(Items from an interface collection)
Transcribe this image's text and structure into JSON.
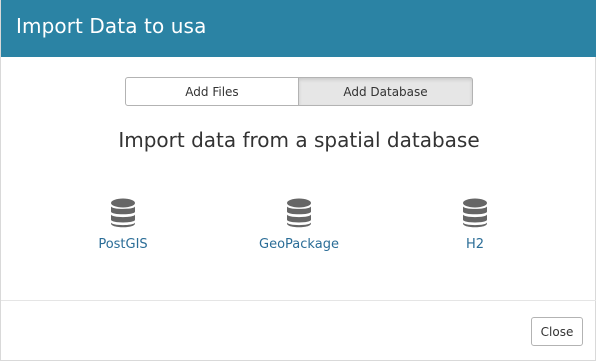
{
  "dialog": {
    "title": "Import Data to usa"
  },
  "tabs": [
    {
      "label": "Add Files",
      "active": false
    },
    {
      "label": "Add Database",
      "active": true
    }
  ],
  "main": {
    "subtitle": "Import data from a spatial database"
  },
  "sources": [
    {
      "label": "PostGIS",
      "icon": "database-icon"
    },
    {
      "label": "GeoPackage",
      "icon": "database-icon"
    },
    {
      "label": "H2",
      "icon": "database-icon"
    }
  ],
  "footer": {
    "close_label": "Close"
  },
  "colors": {
    "header_bg": "#2b83a4",
    "link": "#2b6d97",
    "icon": "#666666"
  }
}
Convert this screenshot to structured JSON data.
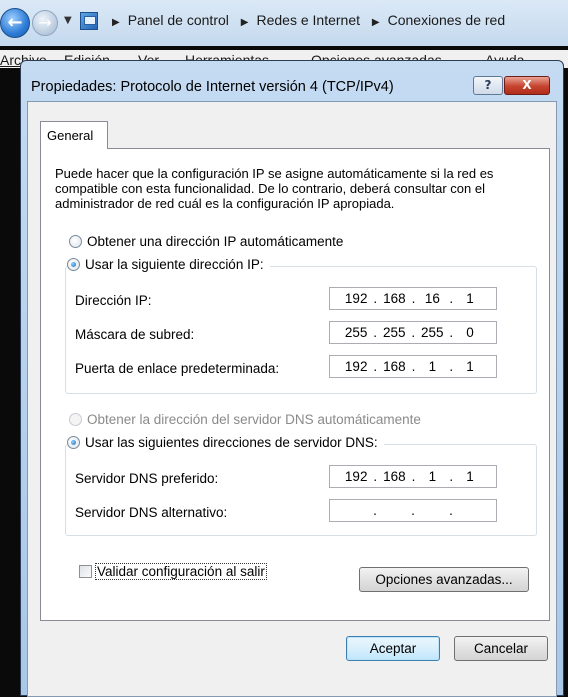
{
  "explorer": {
    "breadcrumbs": [
      "Panel de control",
      "Redes e Internet",
      "Conexiones de red"
    ],
    "menu": [
      "Archivo",
      "Edición",
      "Ver",
      "Herramientas",
      "Opciones avanzadas",
      "Ayuda"
    ]
  },
  "dialog": {
    "title": "Propiedades: Protocolo de Internet versión 4 (TCP/IPv4)",
    "help_glyph": "?",
    "close_glyph": "X",
    "tab": "General",
    "description": "Puede hacer que la configuración IP se asigne automáticamente si la red es compatible con esta funcionalidad. De lo contrario, deberá consultar con el administrador de red cuál es la configuración IP apropiada.",
    "ip_auto_label": "Obtener una dirección IP automáticamente",
    "ip_manual_label": "Usar la siguiente dirección IP:",
    "ip_mode": "manual",
    "ip_address_label": "Dirección IP:",
    "ip_address": [
      "192",
      "168",
      "16",
      "1"
    ],
    "subnet_label": "Máscara de subred:",
    "subnet": [
      "255",
      "255",
      "255",
      "0"
    ],
    "gateway_label": "Puerta de enlace predeterminada:",
    "gateway": [
      "192",
      "168",
      "1",
      "1"
    ],
    "dns_auto_label": "Obtener la dirección del servidor DNS automáticamente",
    "dns_manual_label": "Usar las siguientes direcciones de servidor DNS:",
    "dns_mode": "manual",
    "dns_preferred_label": "Servidor DNS preferido:",
    "dns_preferred": [
      "192",
      "168",
      "1",
      "1"
    ],
    "dns_alternate_label": "Servidor DNS alternativo:",
    "dns_alternate": [
      "",
      "",
      "",
      ""
    ],
    "validate_label": "Validar configuración al salir",
    "validate_checked": false,
    "advanced_button": "Opciones avanzadas...",
    "ok_button": "Aceptar",
    "cancel_button": "Cancelar"
  }
}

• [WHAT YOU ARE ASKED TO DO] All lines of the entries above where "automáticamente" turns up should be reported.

• [YOUR SOLUTION]
    "description": "Puede hacer que la configuración IP se asigne automáticamente si la red es compatible con esta funcionalidad. De lo contrario, deberá consultar con el administrador de red cuál es la configuración IP apropiada.",
    "ip_auto_label": "Obtener una dirección IP automáticamente",
    "dns_auto_label": "Obtener la dirección del servidor DNS automáticamente",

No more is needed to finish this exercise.